A volunteer rescue team based high on the moors above Huddersfield has launched a new appeal for 2016.
Woodhead Mountain Rescue Team wants to raise thousands of pounds to buy more water rescue equipment.
Their usual expertise is in helping walkers on the Pennine moors, but their boats and waterproof suits have proved invaluable over the past two weeks, as volunteers from the Hepworth-based team have been helping save flood victims across the region.
Now they want to do more and have urged people to back them.
The Woodhead volunteers joined teams from across the country providing water rescue support to the victims of flooding in Littleborough, Salford and York whilst also maintaining cover back at home to continue to provide support to their local areas with injured or missing people.
This latest flood support comes less than a month since the team were involved in supporting Lake District teams with flooding in Carlisle and Penrith.
Team chairman Brian Bailey said “Water assets are a relatively small part of Mountain Rescues’ capabilities and one which lots of teams had doubts about for the future as they are expensive with the training for each person costing hundreds of pounds.
“A full kit for each person is around £1,000 and a boat or sled costs around £1,500. However recent events suggest that floods like this will be the norm rather than a once a decade event.
“We are looking at spending an additional £7,000 to increase our water resources, train more volunteers and equip them.
“At the moment this money we don’t have but we are hopeful that with the help of possible grants from local business and organisations along with the continued support from the public we can achieve this sooner rather than later. “
Volunteers from Woodhead’s Water Team were called shortly after 1pm on Boxing Day to Littleborough and Salford when flash floods hit and have spent virtually every day since then helping out in flood-hit communities.
The role of mountain rescue during floods is to ensure the local residents directly affected by flooding are safe and well carrying out welfare checks on people living in flooded houses. The team also helped with the evacuation of a nursing home and help emergency services reach medical emergencies.
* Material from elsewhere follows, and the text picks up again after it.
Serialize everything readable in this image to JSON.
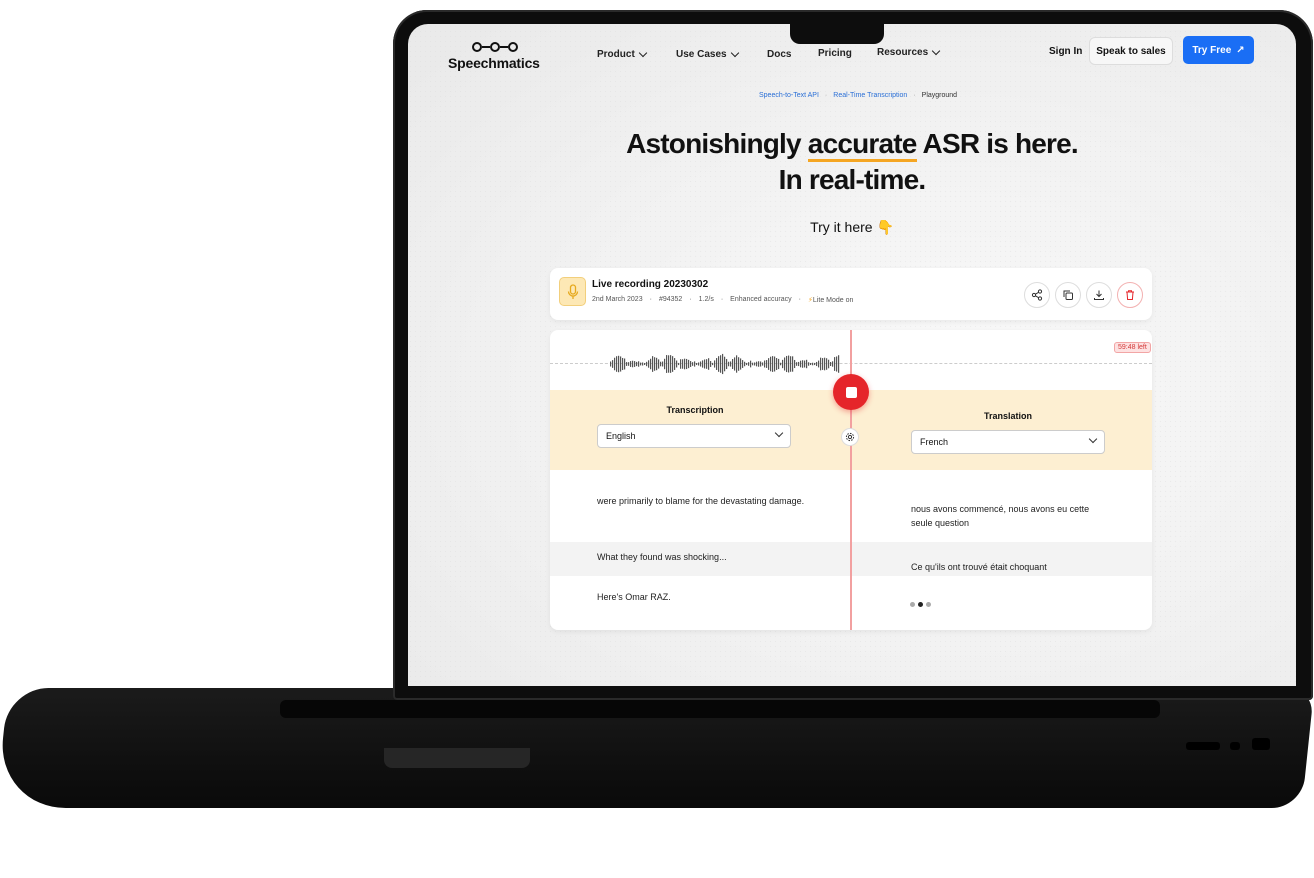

In York, the team joined other units in Skeldergate, a main York street which had become up to chest deep in flood water as the River Ouse had burst its banks. The team and their small boat helped several people from their homes who had been trapped inside unable to leave with the rising flood water and no electricity or phones.